[Extracted data entries]

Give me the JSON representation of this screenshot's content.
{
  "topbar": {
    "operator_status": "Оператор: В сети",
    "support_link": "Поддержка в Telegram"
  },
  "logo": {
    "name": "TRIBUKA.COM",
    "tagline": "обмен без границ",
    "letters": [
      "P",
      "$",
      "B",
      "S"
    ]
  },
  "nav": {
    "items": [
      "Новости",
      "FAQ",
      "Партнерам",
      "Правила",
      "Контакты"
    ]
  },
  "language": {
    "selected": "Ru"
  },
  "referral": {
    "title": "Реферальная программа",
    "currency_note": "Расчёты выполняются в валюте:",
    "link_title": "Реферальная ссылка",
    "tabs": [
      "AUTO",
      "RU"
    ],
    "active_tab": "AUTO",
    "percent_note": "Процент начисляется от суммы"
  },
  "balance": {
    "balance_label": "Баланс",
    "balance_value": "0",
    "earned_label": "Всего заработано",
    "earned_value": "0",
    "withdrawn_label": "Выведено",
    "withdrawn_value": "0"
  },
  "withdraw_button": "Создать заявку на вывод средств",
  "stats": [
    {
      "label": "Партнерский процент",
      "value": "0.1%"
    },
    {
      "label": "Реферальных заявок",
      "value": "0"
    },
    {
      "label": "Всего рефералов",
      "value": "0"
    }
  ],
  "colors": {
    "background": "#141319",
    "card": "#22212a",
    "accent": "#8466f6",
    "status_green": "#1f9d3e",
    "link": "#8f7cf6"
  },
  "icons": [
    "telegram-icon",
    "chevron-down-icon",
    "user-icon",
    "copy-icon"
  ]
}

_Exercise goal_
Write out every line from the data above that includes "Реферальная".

_Exercise solution_
    "title": "Реферальная программа",
    "link_title": "Реферальная ссылка",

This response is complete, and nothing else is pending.